> **TO DO**
When you repeat the material, keep each line exact and omit the pictures.
====== EXERCISE INPUT
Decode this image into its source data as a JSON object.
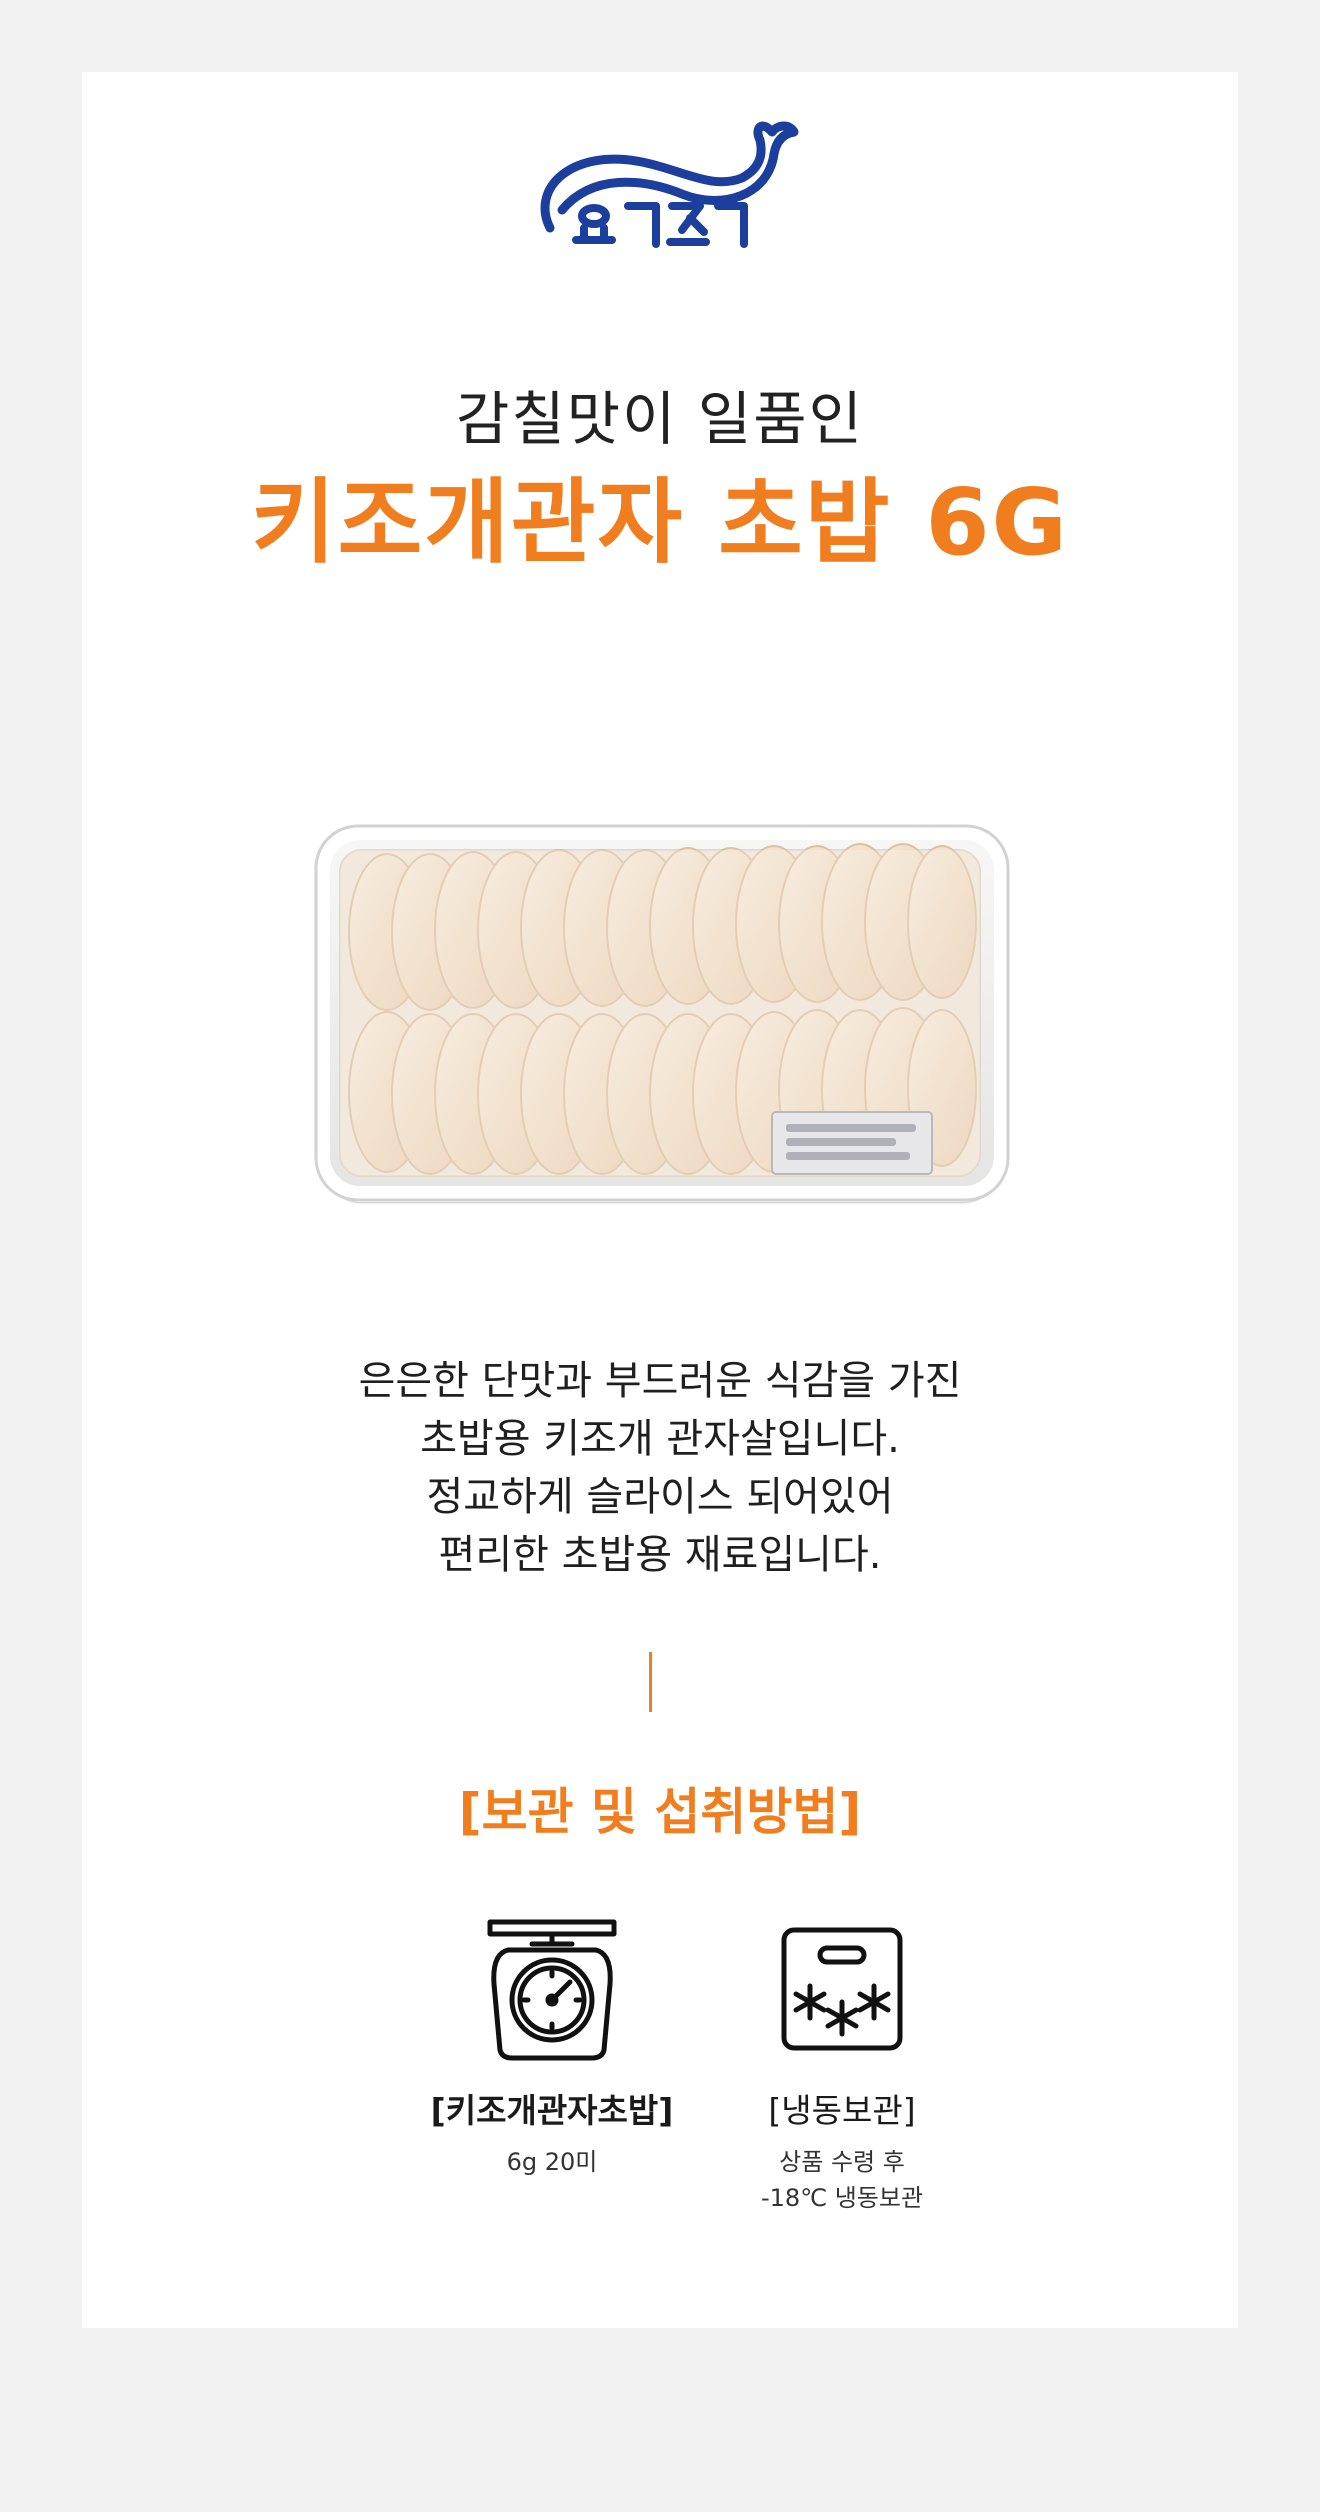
{
  "brand": {
    "logo_text": "요기조기",
    "logo_color": "#1c3e9c"
  },
  "hero": {
    "subtitle": "감칠맛이 일품인",
    "title": "키조개관자 초밥 6G",
    "accent_color": "#f07d1e"
  },
  "product_image": {
    "label_blurred": true
  },
  "description": {
    "lines": [
      "은은한 단맛과 부드러운 식감을 가진",
      "초밥용 키조개 관자살입니다.",
      "정교하게 슬라이스 되어있어",
      "편리한 초밥용 재료입니다."
    ]
  },
  "storage": {
    "heading": "[보관 및 섭취방법]",
    "items": [
      {
        "icon": "scale-icon",
        "label": "[키조개관자초밥]",
        "detail_lines": [
          "6g 20미"
        ]
      },
      {
        "icon": "freezer-icon",
        "label": "[냉동보관]",
        "detail_lines": [
          "상품 수령 후",
          "-18℃ 냉동보관"
        ]
      }
    ]
  }
}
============
> **WRITTEN RESPONSE**
Decode this image into its source data as a JSON object.
{
  "brand": {
    "logo_text": "요기조기",
    "logo_color": "#1c3e9c"
  },
  "hero": {
    "subtitle": "감칠맛이 일품인",
    "title": "키조개관자 초밥 6G",
    "accent_color": "#f07d1e"
  },
  "product_image": {
    "label_blurred": true
  },
  "description": {
    "lines": [
      "은은한 단맛과 부드러운 식감을 가진",
      "초밥용 키조개 관자살입니다.",
      "정교하게 슬라이스 되어있어",
      "편리한 초밥용 재료입니다."
    ]
  },
  "storage": {
    "heading": "[보관 및 섭취방법]",
    "items": [
      {
        "icon": "scale-icon",
        "label": "[키조개관자초밥]",
        "detail_lines": [
          "6g 20미"
        ]
      },
      {
        "icon": "freezer-icon",
        "label": "[냉동보관]",
        "detail_lines": [
          "상품 수령 후",
          "-18℃ 냉동보관"
        ]
      }
    ]
  }
}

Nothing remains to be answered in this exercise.